Below is a listing. Copy each line of it that holds the word "role".
DATASET CONTENT section start
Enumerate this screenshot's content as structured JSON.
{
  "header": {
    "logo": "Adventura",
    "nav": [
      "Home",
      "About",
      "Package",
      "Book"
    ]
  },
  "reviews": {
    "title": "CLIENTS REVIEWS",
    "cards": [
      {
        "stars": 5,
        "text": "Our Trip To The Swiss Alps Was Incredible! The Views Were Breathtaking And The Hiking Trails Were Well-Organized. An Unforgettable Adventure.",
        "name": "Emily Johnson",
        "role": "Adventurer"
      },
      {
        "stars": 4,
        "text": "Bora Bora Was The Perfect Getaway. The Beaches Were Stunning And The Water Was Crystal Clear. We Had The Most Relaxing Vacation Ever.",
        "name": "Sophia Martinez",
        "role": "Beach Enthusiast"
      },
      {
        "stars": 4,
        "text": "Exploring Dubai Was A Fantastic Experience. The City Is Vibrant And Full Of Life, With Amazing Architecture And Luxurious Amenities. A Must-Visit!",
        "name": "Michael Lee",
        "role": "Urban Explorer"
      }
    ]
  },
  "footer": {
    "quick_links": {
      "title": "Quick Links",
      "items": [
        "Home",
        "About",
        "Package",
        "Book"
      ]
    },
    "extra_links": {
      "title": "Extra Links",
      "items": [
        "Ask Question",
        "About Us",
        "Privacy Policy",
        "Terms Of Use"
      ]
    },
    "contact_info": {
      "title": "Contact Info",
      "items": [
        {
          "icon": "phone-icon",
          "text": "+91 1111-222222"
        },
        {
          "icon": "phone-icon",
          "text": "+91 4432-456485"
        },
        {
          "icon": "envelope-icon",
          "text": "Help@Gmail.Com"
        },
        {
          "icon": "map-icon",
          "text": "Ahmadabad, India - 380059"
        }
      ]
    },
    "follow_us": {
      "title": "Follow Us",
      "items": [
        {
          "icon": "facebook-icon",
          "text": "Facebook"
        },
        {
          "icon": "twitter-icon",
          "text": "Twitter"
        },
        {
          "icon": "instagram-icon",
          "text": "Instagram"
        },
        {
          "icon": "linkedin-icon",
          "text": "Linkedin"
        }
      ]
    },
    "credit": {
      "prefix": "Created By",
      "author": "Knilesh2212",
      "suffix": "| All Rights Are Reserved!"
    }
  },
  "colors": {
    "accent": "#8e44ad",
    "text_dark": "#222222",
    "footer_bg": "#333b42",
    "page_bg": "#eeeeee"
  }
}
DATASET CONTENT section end
**YOUR RESPONSE**
        "role": "Adventurer"
        "role": "Beach Enthusiast"
        "role": "Urban Explorer"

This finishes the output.